I’ve been watching an important trend for several years, and I see that the Washington Post just published an article on the growing difficulty of retaining top talent.

Here’s the story:

During the recession, employers have been under heavy pressure to do more with less.  They’ve shed employees, delayed training investments, and generally made life more miserable for employees.  For YEARS.

What’s prevented employees’ escape is a fear of not being able to find another job.  It’s a reasonable fear, of course – just look at the unemployment rate.

But things are shifting.  Unemployment is on the decline, and the ability to switch employers is improving.

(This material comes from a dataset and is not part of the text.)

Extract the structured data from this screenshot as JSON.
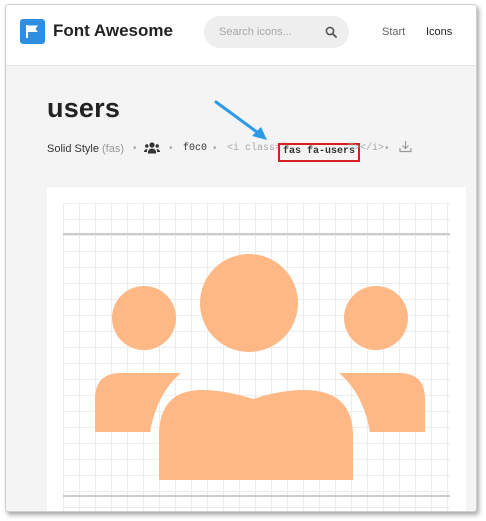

So here’s what happens, and I’ve seen increasing examples:  A top employee is “poached” by the competition.  The other employees see this, and conclude two things:

  1. Y’know, if he can get a better job, maybe I can too!
  2. Life is going to be miserable here, because all they’ll do is to take his work and dump it on the rest of us.  I don’t know if I can handle the increased load.

Now you have a number of employees who are actively looking at the alternatives out there.  Guess what?  They just might find an improved labor market, where salaries are ticking up and other employers are treating people a little better.

Oh, by the way, the people who will find jobs the easiest are your top employees.  They have the deepest skills, contribute the most, and are the most valuable to other companies.

When this starts happening to you, what can you do?  Well, you can try bribing people to stay when they threaten to leave, but that’s way too late.  By the time someone talks with their boss about leaving, they’ve already made a mental switch that they’re out the door.  It’s almost impossible to change their mind at that point, and it also shows your other employees that you’re open to be manipulated by threats.  They’ll feel cheated.

You could go and give everybody a raise right now.  That would make a big impression – at least for a little while – but can you afford it?  And will it really change peoples’ minds in a few months?

You can resign yourself to the fact that this is going to happen, and start the process of hiring new employees to replace the turnover.  But remember that you’ll probably be giving new people a significant bump in pay, and they may not be effective for quite awhile.

No, the answer is to work on the deep and important stuff:

  • Personal relationships with each and every employee
  • Understanding what motivates each individual
  • Creating the company culture which helps people love where they work

Yes, I know, this takes a lot of time and energy.  And you may have to build up a lot of momentum before your employees start noticing a difference.

So I guess that means you need to get started NOW, before you start losing all your top people.